China’s ”second-tier” cities – a vast, untapped and increasingly wealthy market of more than 100 million people – will be the focus of a campaign by Australian tourism officials.
Tourism Australia will spearhead today a drive by domestic airports to attract tourists from such cities. Research shows the travel profile of those living in secondary cities is almost identical to those in Beijing, Shanghai and Guangzhou.
The Routes Asia forum at Chengdu, a new aviation hub in central western China, is being held so airline planners can decide which future routes should be developed based on demand.
Soon, Australia could have direct flights to cities such as Chongqing (population 7 million), Hangzhou (population 9 million), Nanjing (8 million) and Tianjin (13 million). The research is based on 13 cities, but the geographic strategy will target more than 30 in three phases up to 2020.
The managing director of Tourism Australia, Andrew McEvoy, said the low-cost Singapore Airlines subsidiary, Scoot, planned to get into 10 second-tier cities.

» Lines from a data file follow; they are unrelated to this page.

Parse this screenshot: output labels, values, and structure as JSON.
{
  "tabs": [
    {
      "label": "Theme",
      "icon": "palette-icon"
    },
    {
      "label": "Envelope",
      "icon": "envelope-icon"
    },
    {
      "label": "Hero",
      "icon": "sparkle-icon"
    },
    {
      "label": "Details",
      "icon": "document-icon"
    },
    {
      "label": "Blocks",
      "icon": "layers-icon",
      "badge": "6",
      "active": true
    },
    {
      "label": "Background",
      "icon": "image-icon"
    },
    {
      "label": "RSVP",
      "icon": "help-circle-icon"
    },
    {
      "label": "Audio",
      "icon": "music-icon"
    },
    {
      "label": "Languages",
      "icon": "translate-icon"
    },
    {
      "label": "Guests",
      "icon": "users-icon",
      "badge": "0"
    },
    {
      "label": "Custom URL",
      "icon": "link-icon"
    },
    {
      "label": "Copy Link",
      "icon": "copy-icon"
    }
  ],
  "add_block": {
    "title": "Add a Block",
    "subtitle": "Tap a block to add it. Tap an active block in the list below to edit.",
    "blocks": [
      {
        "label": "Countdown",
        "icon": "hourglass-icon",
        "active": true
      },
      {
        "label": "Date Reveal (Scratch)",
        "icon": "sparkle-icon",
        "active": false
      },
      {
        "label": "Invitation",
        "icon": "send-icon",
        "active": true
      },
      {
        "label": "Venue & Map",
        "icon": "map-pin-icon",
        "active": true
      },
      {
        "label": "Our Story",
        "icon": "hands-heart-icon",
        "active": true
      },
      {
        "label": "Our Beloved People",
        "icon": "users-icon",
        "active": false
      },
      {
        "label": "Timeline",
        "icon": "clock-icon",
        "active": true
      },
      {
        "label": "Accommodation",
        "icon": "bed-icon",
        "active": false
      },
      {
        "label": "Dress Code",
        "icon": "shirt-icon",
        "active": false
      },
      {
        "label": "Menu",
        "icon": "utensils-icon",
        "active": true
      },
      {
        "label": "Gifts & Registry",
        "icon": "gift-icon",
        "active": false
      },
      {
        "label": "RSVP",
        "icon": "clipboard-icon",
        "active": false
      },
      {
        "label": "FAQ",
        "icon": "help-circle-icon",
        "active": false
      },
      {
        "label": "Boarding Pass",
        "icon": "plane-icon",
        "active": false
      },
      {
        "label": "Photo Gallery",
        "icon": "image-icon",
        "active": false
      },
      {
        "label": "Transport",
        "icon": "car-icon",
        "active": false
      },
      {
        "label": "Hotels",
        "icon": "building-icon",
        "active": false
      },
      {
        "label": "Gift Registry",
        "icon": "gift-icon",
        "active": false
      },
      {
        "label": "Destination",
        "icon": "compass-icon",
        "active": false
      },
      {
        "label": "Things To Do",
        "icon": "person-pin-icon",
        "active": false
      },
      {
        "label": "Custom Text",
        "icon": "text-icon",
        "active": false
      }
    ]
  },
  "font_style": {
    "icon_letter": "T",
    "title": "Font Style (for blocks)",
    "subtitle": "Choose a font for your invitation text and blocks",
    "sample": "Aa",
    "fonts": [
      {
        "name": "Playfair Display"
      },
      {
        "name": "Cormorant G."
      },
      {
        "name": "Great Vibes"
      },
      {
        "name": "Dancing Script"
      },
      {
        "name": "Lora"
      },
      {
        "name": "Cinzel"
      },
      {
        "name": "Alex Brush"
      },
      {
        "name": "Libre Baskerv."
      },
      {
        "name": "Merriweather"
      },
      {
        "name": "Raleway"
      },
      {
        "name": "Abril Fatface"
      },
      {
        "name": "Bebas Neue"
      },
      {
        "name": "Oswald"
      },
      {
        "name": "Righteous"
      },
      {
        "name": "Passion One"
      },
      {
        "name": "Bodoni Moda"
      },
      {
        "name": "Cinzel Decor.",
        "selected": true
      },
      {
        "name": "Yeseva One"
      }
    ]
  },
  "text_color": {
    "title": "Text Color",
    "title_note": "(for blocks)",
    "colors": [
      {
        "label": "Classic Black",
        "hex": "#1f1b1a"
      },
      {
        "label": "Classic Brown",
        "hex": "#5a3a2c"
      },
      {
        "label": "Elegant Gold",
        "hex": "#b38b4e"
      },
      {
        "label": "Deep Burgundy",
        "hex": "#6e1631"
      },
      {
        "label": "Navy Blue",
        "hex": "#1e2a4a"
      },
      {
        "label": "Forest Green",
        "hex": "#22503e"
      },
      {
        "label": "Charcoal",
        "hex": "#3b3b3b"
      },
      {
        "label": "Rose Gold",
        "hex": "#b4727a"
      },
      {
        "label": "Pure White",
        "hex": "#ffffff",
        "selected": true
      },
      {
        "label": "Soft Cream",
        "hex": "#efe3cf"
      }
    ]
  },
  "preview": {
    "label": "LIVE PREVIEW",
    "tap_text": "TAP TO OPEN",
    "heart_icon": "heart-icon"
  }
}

”There are other airlines, Hainan and others in China, who would consider flying from some of these second-tier cities directly to Australia,” he said. ”Second-tier city constituents have the same mindset as first-tier cities and they are getting up to the same level of income. They want to travel, and Australia … is No. 1 in their mindset. Our mission is to hold or grow market share in a growing outbound market.”
The job of domestic airports, which for the first time will present a combined voice on the issue, is to convince the airlines there is enough demand from Australia so aircraft are not flying home half full. There were about 372,200 outbound resident departures to China for the year to January, a growth of 9 per cent on the previous year, according to research for Tourism Australia.
The vice-president of the Routes Asia forum, Nigel Mayes, said: “Air service development is a highly competitive environment and we would encourage others to take a leaf out of team Australia’s book by ensuring they provide a clear picture of what destinations and their airports have to offer.”
Figures released last week showed the strength of the Australian dollar was taking a heavy toll on the nation’s tourism industry.« Prev：Luxury Stores Pull Out Mandarin Phrase Books to Make the Sale Melbourne Airport has a new Chinese sister：Next »